On New Year's Day 2017, Therese MacGowan became the first person to be killed on Ireland's roads. The car that she was driving hit a wall in the town of Ballintogher, County Tipperary. She was 87 years old. Therese MacGowan was survived by Shane, her husband Maurice and daughter, Siobhan.

Read More: Shane MacGowan defends Ed Sheeran's cover of 'Fairytale of New York'

MacGowan revealed his birthday plans to the Irish Independent saying, "I am going down to Tipperary on Christmas day to see my old man [Maurice]. This will be my first Christmas without my mam. So that’s how I will be spending my birthday." Coming up in January is MacGowan's real celebration, a concert honoring his life and works being held at Dublin's National Concert Hall. He told the Independent, "It’s a great honor and I’m really looking forward to them singing the songs I wrote." Those appearing at the show include Johnny Depp, Nick Cave and Glen Hansard.

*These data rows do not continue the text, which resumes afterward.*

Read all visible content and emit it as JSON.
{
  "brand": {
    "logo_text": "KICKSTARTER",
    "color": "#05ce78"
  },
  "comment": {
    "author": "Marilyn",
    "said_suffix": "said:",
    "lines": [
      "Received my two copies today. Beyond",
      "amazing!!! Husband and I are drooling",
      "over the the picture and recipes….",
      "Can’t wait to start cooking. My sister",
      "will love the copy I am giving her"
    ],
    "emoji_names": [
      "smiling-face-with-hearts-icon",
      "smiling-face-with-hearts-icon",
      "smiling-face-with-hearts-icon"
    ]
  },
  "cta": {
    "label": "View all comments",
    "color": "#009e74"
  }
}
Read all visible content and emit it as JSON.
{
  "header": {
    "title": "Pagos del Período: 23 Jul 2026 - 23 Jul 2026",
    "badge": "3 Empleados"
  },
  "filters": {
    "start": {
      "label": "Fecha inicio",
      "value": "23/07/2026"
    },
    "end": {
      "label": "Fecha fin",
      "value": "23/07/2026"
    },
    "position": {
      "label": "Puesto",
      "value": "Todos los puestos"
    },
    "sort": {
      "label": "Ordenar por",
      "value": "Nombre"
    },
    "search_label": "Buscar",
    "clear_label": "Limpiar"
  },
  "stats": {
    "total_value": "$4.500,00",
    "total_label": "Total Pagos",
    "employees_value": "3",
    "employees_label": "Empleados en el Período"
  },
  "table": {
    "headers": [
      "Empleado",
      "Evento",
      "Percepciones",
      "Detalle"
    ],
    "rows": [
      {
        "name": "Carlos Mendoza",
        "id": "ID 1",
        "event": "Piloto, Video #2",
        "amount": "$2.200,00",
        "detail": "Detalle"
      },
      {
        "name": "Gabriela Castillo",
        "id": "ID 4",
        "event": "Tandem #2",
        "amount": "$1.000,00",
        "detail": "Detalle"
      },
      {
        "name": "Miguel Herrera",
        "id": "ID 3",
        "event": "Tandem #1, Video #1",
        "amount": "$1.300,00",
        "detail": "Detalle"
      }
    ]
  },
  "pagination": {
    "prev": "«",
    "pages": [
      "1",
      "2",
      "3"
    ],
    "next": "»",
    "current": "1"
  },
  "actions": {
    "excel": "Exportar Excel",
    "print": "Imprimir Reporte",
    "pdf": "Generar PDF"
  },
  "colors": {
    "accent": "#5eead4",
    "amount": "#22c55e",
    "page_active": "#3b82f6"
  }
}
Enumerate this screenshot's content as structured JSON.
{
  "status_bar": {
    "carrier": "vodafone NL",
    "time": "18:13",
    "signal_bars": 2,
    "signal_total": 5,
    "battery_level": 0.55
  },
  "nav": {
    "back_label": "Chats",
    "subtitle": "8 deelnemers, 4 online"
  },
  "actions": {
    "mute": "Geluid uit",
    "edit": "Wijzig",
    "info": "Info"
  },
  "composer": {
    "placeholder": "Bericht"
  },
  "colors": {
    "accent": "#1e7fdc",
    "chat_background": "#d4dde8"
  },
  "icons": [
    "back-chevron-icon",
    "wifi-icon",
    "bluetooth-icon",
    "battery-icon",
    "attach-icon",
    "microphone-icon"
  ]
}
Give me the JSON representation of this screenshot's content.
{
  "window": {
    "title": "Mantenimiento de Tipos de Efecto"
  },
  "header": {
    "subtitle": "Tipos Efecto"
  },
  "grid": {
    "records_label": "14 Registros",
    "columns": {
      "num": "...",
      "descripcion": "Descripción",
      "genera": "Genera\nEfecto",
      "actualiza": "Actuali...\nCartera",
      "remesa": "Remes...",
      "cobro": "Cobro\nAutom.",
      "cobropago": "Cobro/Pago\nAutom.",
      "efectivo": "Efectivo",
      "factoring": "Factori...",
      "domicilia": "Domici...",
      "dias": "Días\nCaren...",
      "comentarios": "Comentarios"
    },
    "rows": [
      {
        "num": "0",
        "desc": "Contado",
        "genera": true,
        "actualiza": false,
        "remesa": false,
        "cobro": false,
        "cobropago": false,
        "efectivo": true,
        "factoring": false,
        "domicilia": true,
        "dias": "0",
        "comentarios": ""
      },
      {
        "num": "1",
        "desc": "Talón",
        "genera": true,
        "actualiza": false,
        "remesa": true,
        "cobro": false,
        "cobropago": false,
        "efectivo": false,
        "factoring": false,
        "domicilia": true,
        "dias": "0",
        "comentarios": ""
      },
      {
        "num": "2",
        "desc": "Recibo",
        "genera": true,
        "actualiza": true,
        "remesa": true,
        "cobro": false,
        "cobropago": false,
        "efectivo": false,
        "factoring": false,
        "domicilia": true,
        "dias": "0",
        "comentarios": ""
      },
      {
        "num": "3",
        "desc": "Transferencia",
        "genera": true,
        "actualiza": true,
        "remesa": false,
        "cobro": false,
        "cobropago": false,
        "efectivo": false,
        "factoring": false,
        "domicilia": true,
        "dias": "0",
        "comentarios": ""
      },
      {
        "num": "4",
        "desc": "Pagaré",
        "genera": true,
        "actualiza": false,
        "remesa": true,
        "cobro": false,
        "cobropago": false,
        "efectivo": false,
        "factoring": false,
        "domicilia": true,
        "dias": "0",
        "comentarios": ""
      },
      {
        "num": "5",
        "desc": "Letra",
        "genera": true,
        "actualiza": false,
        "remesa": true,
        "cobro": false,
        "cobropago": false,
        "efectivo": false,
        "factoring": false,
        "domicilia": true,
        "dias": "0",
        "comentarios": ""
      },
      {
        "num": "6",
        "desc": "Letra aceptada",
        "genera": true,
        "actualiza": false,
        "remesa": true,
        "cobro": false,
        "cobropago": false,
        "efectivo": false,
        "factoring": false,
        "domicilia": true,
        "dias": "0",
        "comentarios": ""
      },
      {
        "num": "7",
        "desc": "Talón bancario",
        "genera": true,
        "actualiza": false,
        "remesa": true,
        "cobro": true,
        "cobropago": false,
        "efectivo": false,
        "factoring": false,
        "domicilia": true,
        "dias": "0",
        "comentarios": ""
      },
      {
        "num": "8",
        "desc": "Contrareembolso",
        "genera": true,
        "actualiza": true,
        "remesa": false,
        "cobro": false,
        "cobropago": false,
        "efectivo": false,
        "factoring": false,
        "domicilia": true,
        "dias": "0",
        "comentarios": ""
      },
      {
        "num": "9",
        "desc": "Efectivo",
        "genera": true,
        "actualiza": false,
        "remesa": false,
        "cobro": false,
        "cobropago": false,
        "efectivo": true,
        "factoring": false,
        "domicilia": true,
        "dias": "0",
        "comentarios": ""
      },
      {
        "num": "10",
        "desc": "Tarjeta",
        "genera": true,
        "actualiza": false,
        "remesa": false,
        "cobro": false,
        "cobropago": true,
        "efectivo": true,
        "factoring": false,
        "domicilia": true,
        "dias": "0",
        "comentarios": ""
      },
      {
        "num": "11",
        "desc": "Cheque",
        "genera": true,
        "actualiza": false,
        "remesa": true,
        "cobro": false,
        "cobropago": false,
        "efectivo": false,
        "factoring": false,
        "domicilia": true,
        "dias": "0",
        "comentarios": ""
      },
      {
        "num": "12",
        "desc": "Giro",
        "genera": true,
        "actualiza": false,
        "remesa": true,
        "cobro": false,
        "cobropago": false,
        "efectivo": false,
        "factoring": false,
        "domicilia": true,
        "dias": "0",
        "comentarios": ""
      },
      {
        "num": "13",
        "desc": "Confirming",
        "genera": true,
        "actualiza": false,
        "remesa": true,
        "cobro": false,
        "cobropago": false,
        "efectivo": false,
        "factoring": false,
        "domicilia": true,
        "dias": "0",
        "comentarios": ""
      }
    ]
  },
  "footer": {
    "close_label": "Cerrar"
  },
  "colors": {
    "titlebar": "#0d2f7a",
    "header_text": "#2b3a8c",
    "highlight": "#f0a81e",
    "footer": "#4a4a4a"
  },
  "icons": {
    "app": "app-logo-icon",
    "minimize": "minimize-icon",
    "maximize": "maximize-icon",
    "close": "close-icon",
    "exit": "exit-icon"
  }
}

Despite being regarded as one of Ireland's greats, MacGowan was born in England. MacGowan told the Daily Telegraph that the only reason for this was because he was born on Christmas Day. He says, "I was born in England, but only because I was born on Christmas Day. My parents lived in Ireland but in 1957 they went over to visit my father’s eldest sister, and I ended up being born in a nearby maternity hospital, down in Kent. It’s a pain in the a*** being born on Christmas Day, so I celebrate it on Christmas Eve, if I celebrate it at all." MacGowan says he lived for the first few weeks of his life in a drawer in his aunt's house until his parents could return to Ireland. Though by the 1960s, his parents opted to return to England with their children in search of work. 

Read More: The making of Irish Christmas song "Fairytale of New York" by The Pogues

This article was submitted to the IrishCentral contributors network by a member of the global Irish community. To become an IrishCentral contributor click here.